So; does Typespace solve all of the problems outlined earlier? Almost. It certainly makes it easier to do the right thing.

Dynamic IDs

Cypress best practice solves this one: once the Cypress tests are decoupled from the IDs, classes, and other attributes that are generated or used by the code, and get dedicated selectors, this becomes a non-issue.

Lack of Discoverability

This is a big win. Being a type hierarchy, features such as Visual Studio’s IntelliSense will show what’s available to use. And if there isn’t something appropriate it’s easy to hop over to the code and add an extra nested class or property.

Inconsistent Naming

Another big win. It’s certainly easier to select from the graph of selectors than to have to think up a new name for a selector and make sure it doesn’t clash with anything else on the page. And, as the number of selectors increases, a de facto naming convention gradually coalesces.

Refactorable Strings

Another major benefit is that the attribute value is no longer a string — it’s a type — and refactoring tools generally offer much more support for types than for strings.

For example, using strings for selectors (such as select-page-header), if the decision was made to, say, replace “page” with “section” and update all usages, this will be a careful find-and-replace operation. That will probably be fine, but will need all results to be checked to make sure the matching isn’t too broad, or too narrow.

However, as a set of types, the full support of the refactoring tool can be leveraged to rename the Page class and update usages.

Only Half of the Problem

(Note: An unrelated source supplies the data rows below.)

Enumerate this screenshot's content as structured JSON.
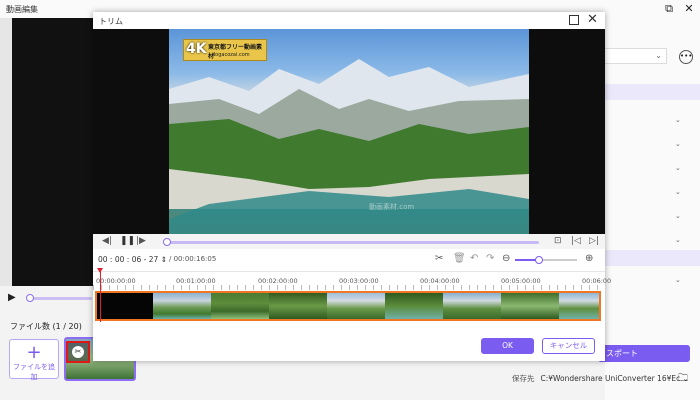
{
  "app": {
    "window_title": "動画編集"
  },
  "background": {
    "file_count": "ファイル数 (1 / 20)",
    "add_file_label": "ファイルを追加",
    "export_label": "スポート",
    "save_location_label": "保存先",
    "save_location_path": "C:¥Wondershare UniConverter 16¥Ec"
  },
  "dialog": {
    "title": "トリム",
    "timecode_hh": "00",
    "timecode_mm": "00",
    "timecode_ss": "06",
    "timecode_ff": "27",
    "duration": "/ 00:00:16:05",
    "ruler_labels": [
      "00:00:00:00",
      "00:01:00:00",
      "00:02:00:00",
      "00:03:00:00",
      "00:04:00:00",
      "00:05:00:00",
      "00:06:00"
    ],
    "ok_label": "OK",
    "cancel_label": "キャンセル",
    "video_logo_main": "4K",
    "video_logo_text": "東京都フリー動画素材",
    "video_logo_site": "dogacozai.com",
    "video_watermark": "動画素材.com"
  },
  "colors": {
    "accent": "#7b5cf0",
    "trim_border": "#f07623",
    "playhead": "#dd2233"
  }
}
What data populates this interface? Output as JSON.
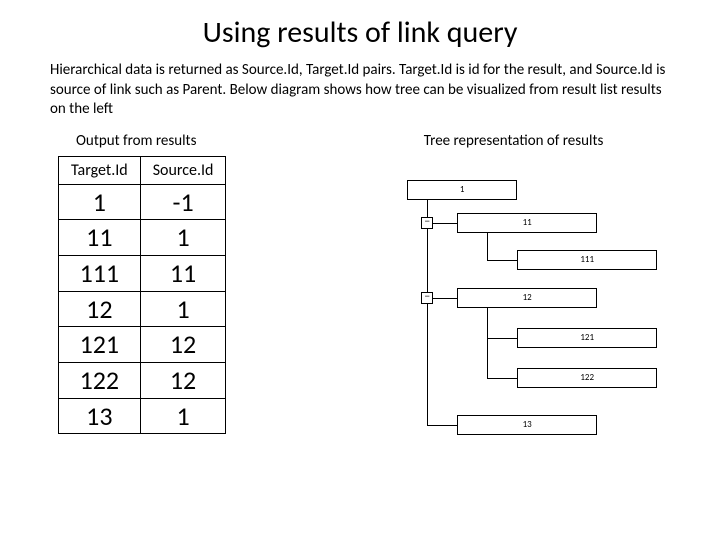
{
  "title": "Using results of link query",
  "description": "Hierarchical data is returned as Source.Id, Target.Id pairs. Target.Id is id for the result, and Source.Id is source of link such as Parent. Below diagram shows how tree can be visualized from result list results on the left",
  "left_subtitle": "Output from results",
  "right_subtitle": "Tree representation of results",
  "table": {
    "headers": {
      "target": "Target.Id",
      "source": "Source.Id"
    },
    "rows": [
      {
        "target": "1",
        "source": "-1"
      },
      {
        "target": "11",
        "source": "1"
      },
      {
        "target": "111",
        "source": "11"
      },
      {
        "target": "12",
        "source": "1"
      },
      {
        "target": "121",
        "source": "12"
      },
      {
        "target": "122",
        "source": "12"
      },
      {
        "target": "13",
        "source": "1"
      }
    ]
  },
  "tree": {
    "toggle_glyph": "−",
    "nodes": {
      "n1": "1",
      "n11": "11",
      "n111": "111",
      "n12": "12",
      "n121": "121",
      "n122": "122",
      "n13": "13"
    }
  }
}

Typespace lives in the app codebase. So this only solves half of the problem: the app developer’s experience is nicer, but the developer working on the Cypress tests still has to do everything manually. Fortunately the app developer can at least provide a more predictable, straight-forward experience for them.


Discoverability in a code editor is nice, but it would be even nicer if Typespace had tooling for producing documentation describing what selectors are available and what each is used for.

This is on the to-do list.

Maybe something with a bit of reflection over the Select class (or anything that references Typespace) and using the Description attribute. Then it could produce a document explaining all of the available selectors: their names and descriptions, grouped by the class hierarchy.

Where can I Find it?

The code is on GitHub with an MIT license.

If you find it useful, please consider dropping a comment here or star the repository. If you have feature ideas, bugs, PRs, etc. create a ticket!

  1. Yes, it took me 5 minutes to remember the word “taxonomy” and now I shall use it. Liberally!